Calais migrants get a lukewarm welcome in Normandy
Thousands of migrants from Calais are being moved to temporary refugee centres across France as crews start dismantling the camp which has become known as the Jungle. Over 600 are expected in Normandy, where settling down is proving to be a challenge.
At the Miramar hotel in Saint-Germain-sur-Ay, the new arrivals are sure of one thing: it's better than Calais.
"We were living in tents in the Jungle, here we each have a bedroom," says Nawab Mangale, a 36-year-old from Afghanistan. "The place is in good condition, we have food and everything we need."
Mr Mangale is one of 45 migrants from Afghanistan who have been sent to an ad hoc refugee centre in Normandy as the clearance of the Calais Jungle gets under way. For a couple of months, the migrants will receive food, water, medical attention and accommodation. Most say they have given up on trying to reach the UK.
More on the Calais migrants
And yet, Mr Mangale admits Western comforts have not brought happiness. "It's 50-50, some people are sad, others happy.
"We were told we were going to a big city, not a little village. We'd be better off in a city where we can meet people, learn French," he says.
Looking around Saint-Germain-sur-Ay, it's clear what Mr Mangale and his friends mean. In this little coastal resort in Normandy, half the houses are left empty. The two local restaurants have already closed for the winter.

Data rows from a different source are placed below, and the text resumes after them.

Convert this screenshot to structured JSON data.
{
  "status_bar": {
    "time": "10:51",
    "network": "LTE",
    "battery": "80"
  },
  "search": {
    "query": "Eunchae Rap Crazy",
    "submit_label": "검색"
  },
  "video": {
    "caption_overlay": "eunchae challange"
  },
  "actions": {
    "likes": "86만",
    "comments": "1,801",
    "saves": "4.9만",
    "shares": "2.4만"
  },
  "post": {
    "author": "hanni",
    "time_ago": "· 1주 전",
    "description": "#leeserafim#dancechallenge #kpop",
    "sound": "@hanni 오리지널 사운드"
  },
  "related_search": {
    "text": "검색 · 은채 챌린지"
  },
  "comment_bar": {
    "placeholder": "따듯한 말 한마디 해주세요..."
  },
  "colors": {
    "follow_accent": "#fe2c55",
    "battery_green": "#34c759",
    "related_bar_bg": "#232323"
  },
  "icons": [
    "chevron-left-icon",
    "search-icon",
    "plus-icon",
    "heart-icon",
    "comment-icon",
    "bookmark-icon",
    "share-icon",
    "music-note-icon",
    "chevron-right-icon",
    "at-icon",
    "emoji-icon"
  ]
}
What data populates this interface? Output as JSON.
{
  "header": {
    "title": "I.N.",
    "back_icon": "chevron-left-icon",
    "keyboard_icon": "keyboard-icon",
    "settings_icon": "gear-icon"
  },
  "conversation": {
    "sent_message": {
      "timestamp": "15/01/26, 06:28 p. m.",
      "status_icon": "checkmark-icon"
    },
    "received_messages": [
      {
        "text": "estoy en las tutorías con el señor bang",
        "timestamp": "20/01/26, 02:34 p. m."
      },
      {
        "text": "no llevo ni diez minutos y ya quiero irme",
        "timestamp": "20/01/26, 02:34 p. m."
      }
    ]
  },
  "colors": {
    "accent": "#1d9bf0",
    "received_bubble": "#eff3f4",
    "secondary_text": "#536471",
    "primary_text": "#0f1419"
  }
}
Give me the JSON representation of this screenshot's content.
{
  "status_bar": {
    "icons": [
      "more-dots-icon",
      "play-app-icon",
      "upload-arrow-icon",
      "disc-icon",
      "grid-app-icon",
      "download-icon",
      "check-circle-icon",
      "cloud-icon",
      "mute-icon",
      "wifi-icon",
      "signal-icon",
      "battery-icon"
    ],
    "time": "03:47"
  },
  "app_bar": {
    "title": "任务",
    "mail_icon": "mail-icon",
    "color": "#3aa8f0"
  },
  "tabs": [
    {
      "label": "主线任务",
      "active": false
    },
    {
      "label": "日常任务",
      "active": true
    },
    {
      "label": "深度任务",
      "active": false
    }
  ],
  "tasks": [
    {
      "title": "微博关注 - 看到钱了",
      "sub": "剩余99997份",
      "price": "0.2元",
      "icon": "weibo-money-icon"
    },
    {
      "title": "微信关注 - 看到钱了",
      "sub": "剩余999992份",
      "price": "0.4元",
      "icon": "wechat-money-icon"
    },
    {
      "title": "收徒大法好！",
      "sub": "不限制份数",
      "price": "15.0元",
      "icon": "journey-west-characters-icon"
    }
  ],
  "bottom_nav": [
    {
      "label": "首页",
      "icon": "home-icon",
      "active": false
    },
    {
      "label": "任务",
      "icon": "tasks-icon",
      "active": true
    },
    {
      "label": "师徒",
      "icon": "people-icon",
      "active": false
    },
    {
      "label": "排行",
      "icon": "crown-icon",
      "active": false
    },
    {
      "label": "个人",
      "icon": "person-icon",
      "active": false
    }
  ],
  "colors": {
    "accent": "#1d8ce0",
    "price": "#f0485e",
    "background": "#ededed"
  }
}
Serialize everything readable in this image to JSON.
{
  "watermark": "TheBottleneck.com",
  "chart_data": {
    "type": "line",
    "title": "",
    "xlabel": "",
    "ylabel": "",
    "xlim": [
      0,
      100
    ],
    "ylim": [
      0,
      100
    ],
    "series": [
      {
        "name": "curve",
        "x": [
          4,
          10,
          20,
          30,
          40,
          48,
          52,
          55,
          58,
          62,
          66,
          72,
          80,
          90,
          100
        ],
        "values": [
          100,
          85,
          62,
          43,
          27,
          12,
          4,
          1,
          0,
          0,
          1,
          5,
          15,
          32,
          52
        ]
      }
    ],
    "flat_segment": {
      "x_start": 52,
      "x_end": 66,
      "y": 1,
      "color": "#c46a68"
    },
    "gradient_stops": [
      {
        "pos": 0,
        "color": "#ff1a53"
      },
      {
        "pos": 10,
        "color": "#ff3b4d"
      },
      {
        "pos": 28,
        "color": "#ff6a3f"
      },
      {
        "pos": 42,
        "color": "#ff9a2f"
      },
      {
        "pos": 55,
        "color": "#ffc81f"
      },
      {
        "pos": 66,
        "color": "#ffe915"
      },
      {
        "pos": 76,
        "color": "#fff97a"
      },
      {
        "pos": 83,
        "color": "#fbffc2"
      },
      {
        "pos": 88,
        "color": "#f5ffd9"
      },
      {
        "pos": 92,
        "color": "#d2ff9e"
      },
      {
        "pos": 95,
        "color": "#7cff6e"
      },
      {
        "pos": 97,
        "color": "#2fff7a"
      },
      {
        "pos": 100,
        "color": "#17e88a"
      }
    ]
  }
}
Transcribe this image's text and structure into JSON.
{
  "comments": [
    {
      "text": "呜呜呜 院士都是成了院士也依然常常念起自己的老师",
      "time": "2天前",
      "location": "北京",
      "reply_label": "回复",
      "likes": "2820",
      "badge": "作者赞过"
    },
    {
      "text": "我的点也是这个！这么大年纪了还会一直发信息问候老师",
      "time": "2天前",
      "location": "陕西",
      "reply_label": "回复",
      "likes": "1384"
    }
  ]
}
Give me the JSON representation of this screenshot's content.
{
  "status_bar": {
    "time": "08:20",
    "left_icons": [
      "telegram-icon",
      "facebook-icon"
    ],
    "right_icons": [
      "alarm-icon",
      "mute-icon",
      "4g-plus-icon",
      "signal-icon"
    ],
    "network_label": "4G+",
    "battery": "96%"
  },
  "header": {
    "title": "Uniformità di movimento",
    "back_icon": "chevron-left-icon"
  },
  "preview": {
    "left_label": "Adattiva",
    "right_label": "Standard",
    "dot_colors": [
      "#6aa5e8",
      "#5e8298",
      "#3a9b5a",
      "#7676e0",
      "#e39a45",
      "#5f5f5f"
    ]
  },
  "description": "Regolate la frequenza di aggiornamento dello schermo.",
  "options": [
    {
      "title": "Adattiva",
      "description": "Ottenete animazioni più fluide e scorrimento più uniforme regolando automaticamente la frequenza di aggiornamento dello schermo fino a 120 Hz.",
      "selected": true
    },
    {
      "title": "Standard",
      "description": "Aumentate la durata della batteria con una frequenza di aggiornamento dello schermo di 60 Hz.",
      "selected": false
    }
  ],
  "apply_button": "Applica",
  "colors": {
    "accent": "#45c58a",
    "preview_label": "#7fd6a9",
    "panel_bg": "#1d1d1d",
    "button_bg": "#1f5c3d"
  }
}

There's only one shop, and nowhere to buy cigarettes.
"At least there aren't any fights," says 25-year-old Wahid, who is more upbeat. "There were always fights in the Jungle. The people are good, they say welcome."
Occasionally a couple of locals smile and wave as they pass the Miramar hotel. One neighbour invited a couple of migrants into his home and offered them some snacks.
But overall the welcome in Saint-Germain-sur-Ay is tepid. Corinne Chassaing, who runs the shop, does not feel safe. Already she complains she had to shoo out a couple of migrants who were loitering in her shop.
"I feel threatened," says Mrs Chassaing, "there's nobody supervising these migrants. The local police do rounds but they are not here permanently. There's almost nobody around at this time of the year."
"I'm worried that they'll cause trouble," echoes Mrs Lenoel. "We have started organising rounds with some of the neighbours to check the houses. We're concerned about burglaries."
The charity running the Miramar hotel says the migrants will be kept busy with activities, and crucially will receive French lessons that will help them to integrate.
And for the migrants, Saint-Germain-sur-Ay should be a short stop, a step towards applying for asylum in France.
It's not clear how many will persevere despite the isolation. The migrants admit, sotto voce, that some are already thinking of leaving. Maybe towards a bigger town. Or perhaps back to Calais.